A bill known as “Salinger’s Law” was vetoed last week by New Hampshire’s governor. The bill was so named because it came about thanks to author J.D. Salinger’s son, Matt, who has been fighting to keep control of his father’s image since his death in 2010. The bill would have made the right to control the commercial use of an individual’s identity explicitly inheritable.
Salinger published The Catcher in the Rye in 1951, and was perhaps just as famous for his desire to remain out of the media and live quietly in his New Hampshire home — a state he chose partly because of its motto, “Live Free or Die,” according to his son.
Matt Salinger insists that the proposed bill was in the same spirit of New Hampshire’s motto, but others, like an editorial in The Boston Globe, contend that “the veto promotes individuals’ freedom by allowing other artists to use Salinger’s identity, a freedom that benefits society at large.”
“The protections for free speech that are guaranteed to all citizens under the state and federal constitutions are central to democracy and a free society. Legislation that could have the impact of restricting free speech must be carefully considered and narrowly tailored,” Governor Lynch is quoted as saying. “I believe that the omission of legitimate, clear exceptions for news and expressive works will inhibit constitutionally protected speech and result in needless litigation to judicially establish what should have been made explicit in this bill.”
Detractors of the bill, such as the Motion Picture Association of America agree with Governor Lynch. Vans Stevenson, senior vice president for government affairs for the group, is quoted as saying that they would prefer to see exceptions for certain creative expressions usually protected by freedom of speech provisions, “including movies, television, newspapers, books and magazines.”

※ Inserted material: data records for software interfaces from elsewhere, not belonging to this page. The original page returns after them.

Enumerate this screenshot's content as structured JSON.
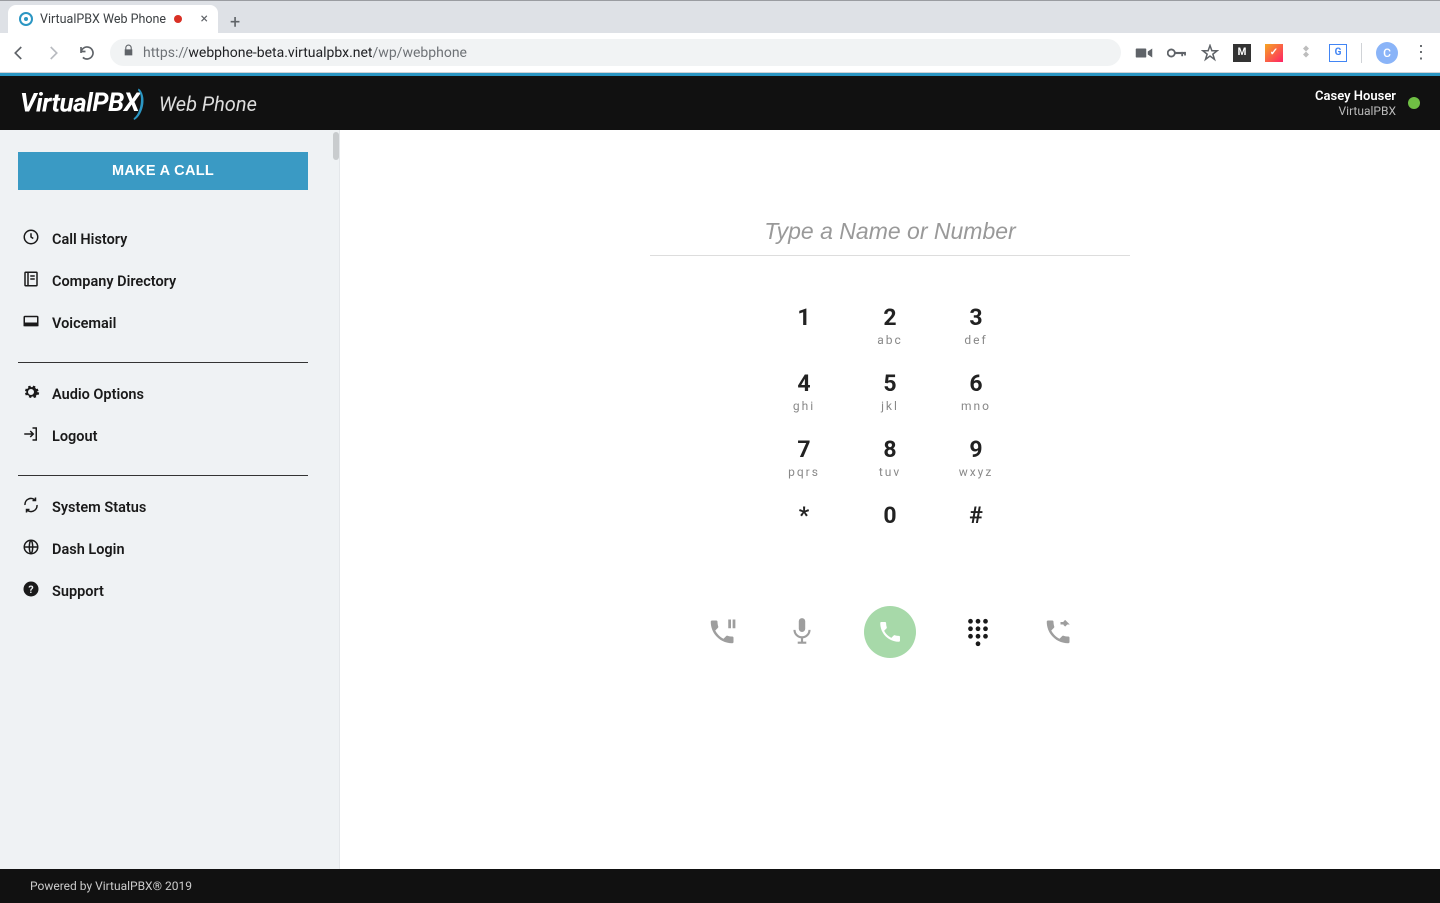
{
  "browser": {
    "tab_title": "VirtualPBX Web Phone",
    "url_scheme": "https://",
    "url_host": "webphone-beta.virtualpbx.net",
    "url_path": "/wp/webphone"
  },
  "header": {
    "brand_primary": "Virtual",
    "brand_secondary": "PBX",
    "brand_sub": "Web Phone",
    "user_name": "Casey Houser",
    "user_org": "VirtualPBX"
  },
  "sidebar": {
    "make_call": "MAKE A CALL",
    "items_a": [
      {
        "label": "Call History",
        "icon": "clock"
      },
      {
        "label": "Company Directory",
        "icon": "book"
      },
      {
        "label": "Voicemail",
        "icon": "voicemail"
      }
    ],
    "items_b": [
      {
        "label": "Audio Options",
        "icon": "gear"
      },
      {
        "label": "Logout",
        "icon": "logout"
      }
    ],
    "items_c": [
      {
        "label": "System Status",
        "icon": "sync"
      },
      {
        "label": "Dash Login",
        "icon": "globe"
      },
      {
        "label": "Support",
        "icon": "help"
      }
    ]
  },
  "dialer": {
    "placeholder": "Type a Name or Number",
    "keys": [
      {
        "digit": "1",
        "letters": ""
      },
      {
        "digit": "2",
        "letters": "abc"
      },
      {
        "digit": "3",
        "letters": "def"
      },
      {
        "digit": "4",
        "letters": "ghi"
      },
      {
        "digit": "5",
        "letters": "jkl"
      },
      {
        "digit": "6",
        "letters": "mno"
      },
      {
        "digit": "7",
        "letters": "pqrs"
      },
      {
        "digit": "8",
        "letters": "tuv"
      },
      {
        "digit": "9",
        "letters": "wxyz"
      },
      {
        "digit": "*",
        "letters": ""
      },
      {
        "digit": "0",
        "letters": ""
      },
      {
        "digit": "#",
        "letters": ""
      }
    ]
  },
  "footer": {
    "text": "Powered by VirtualPBX® 2019"
  }
}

J.D. Salinger believed strongly that readers should not have too much information about authors lest those images and ideas interfere with getting to know the characters of a work. This belief is what is behind Matt Salinger’s two-year fight to get “Salinger’s Law” passed; he has described what he considers examples of commercial exploitation of his father’s name and likeness, including unflattering images on T-shirts.
The New Hampshire legislature could override the governor’s veto with a two-thirds majority vote in both the House and Senate; the date set for consideration of the veto is June 27, so stay tuned.
What do you think of this proposed New Hampshire law?